NEW YORK (Reuters) - Josephine Spearman alternately fought back tears and grew defiant with anger when discussing the murder of her son, one of 11 shootings in 15 days recently that have made the neighborhood of Brownsville, Brooklyn, one of the most dangerous in the United States.
“You can get a gun like a box of Pampers around here,” said Spearman, 57, whose 31-year-old son Maurice was shot dead on the main street in Brownsville, a volatile, predominantly black area that has failed to keep pace with New York City’s famed reduction in crime.
Brownsville for decades has been one of the city’s most dangerous neighborhoods, and gun violence is up nearly 50 percent this year from a historic low in 2009.
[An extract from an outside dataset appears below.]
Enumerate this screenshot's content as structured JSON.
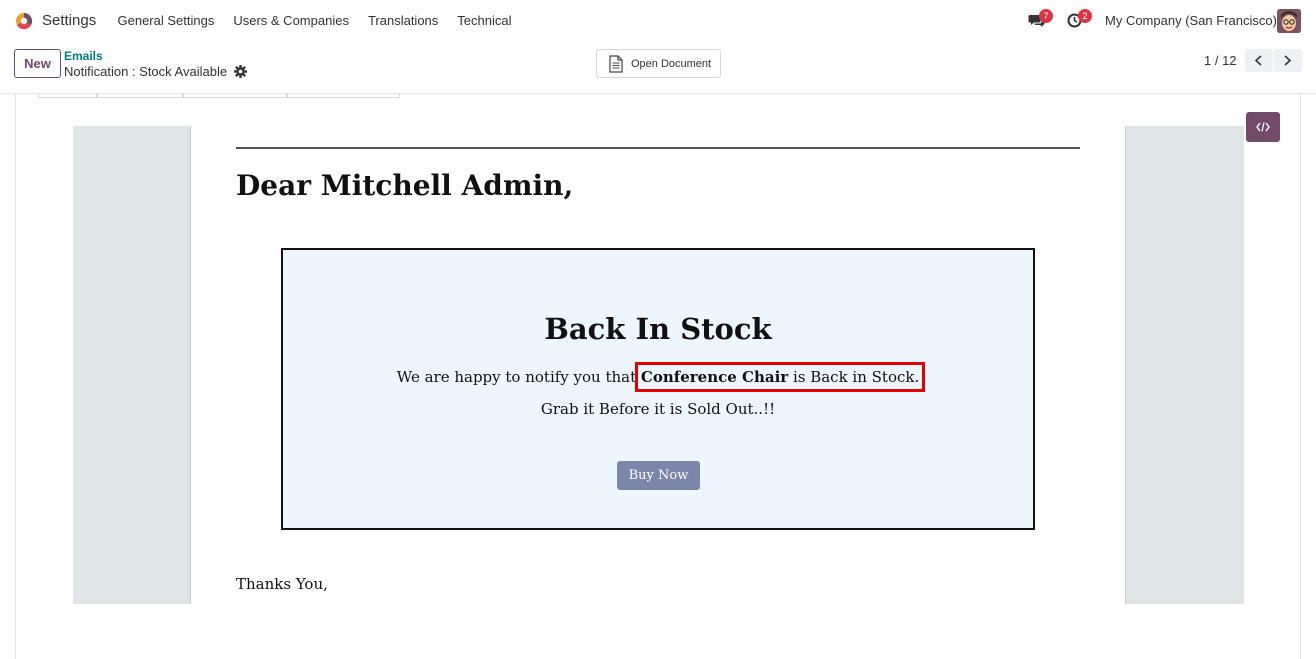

Passed over in the gentrification of Brooklyn, its people cram into low-cost public housing projects, trapped in a world of unemployment, teen pregnancy and extreme tension with the police — decades-old problems that the world’s wealthiest nation has not figured out how to solve.
The New York City Police Department, which is proud of falling citywide crime rates for eight straight years, targets “impact zones” like Brownsville with a heavy police presence made up largely of cops on their first assignment out of the academy who are supervised by veterans.
As a result, it is common to see young, mostly white officers concentrating around the entrances to the projects, often employing the tactic of “stop, question and frisk” that allows them to pat down just about anyone they deem suspicious.
In one eight-block area of Brownsville, police stopped 93 of every 100 residents versus a citywide rate of 7 per 100 residents, according to an analysis by The New York Times based on police data obtained by the New York Civil Liberties Union.
“The projects are like one big prison,” said Brownsville resident Darryl Odom, 46, who knows what real prison is like, having served 13 years for armed robbery until his release in June.
Throughout New York City in 2009, violent crime and murders hit their lowest level since comparable record-keeping began in 1963 — Brownsville included. But homicides are up 11 percent citywide so far in 2010 versus a 22 percent rise in Brownsville’s 73rd Precinct. Through July 25, there were 56 shootings of 69 victims in Brownsville, up 44 percent and 47 percent respectively from a year ago, police data show.
Mayor Michael Bloomberg says the city is doing its best to keep illegal guns out but that he needs help from the U.S. government to counter the power of gun manufacturers and the National Rifle Association, which oppose restrictions.
Police Commissioner Ray Kelly considers the “stop, question and frisk” tactic vital. Police stopped 575,000 people last year based on the standard of reasonable suspicion, turning up 762 guns including 65 assault weapons and thousands of knives.
The New York Civil Liberties Union looks at the same numbers and sees failure.
“We have the police department acting like an occupying force,” said Donna Lieberman, the group’s executive director.
Virtually everyone in Brownsville knows somebody who has been touched by gun violence, but the July 19 death of 15-year-old Tyquan Jamison hit the neighborhood hard. Tyquan, a well-loved kid known as Nookie, was shot in the chest while playing basketball at 3:30 a.m. Police say the gunman was aiming for someone else.
Hundreds of mourners lined up for hours at his viewing and funeral on Monday night, waiting for a chance to say goodbye to the boy in the open casket, many with a kiss on the forehead or tap on the shoulder. Among the mourners was his great uncle, Wilson Jamison, who sat in a wheelchair, misty-eyed.
“His grandfather, my brother, was shot dead on the street. Years later, I was shot in front of my job. Now his grandson was murdered the same way he was,” said Jamison, 49, who was paralyzed at age 30.
“Now my nephew is laying up there in a coffin and he ain’t coming back from that. Look at the people here. Look at the hearts he touched.”
Some people in Brownsville blame the hot summer for the spike in violence while others point to the economic slowdown, but nearly everyone laments a social breakdown that academics trace to the exporting of manufacturing jobs.
Teenagers are firing the guns and having the babies, and they tend to shut out instruction from authority figures. In decades past, lesser offenses such as truancy and underage drinking were enforced in stable homes.
“There’s too many kids raising kids. When I was coming up, if the neighbor saw we was up to something, she’d whoop my ass. It ain’t nothing like it used to be,” said a woman who asked to be identified only as Doll because she feared reprisals from neighbors.
“The cops are scared if they’re not crooked. All our mens is locked up or dead. There’s no future. Nobody don’t care no more. There’s no love.”
Editing by Mohammad Zargham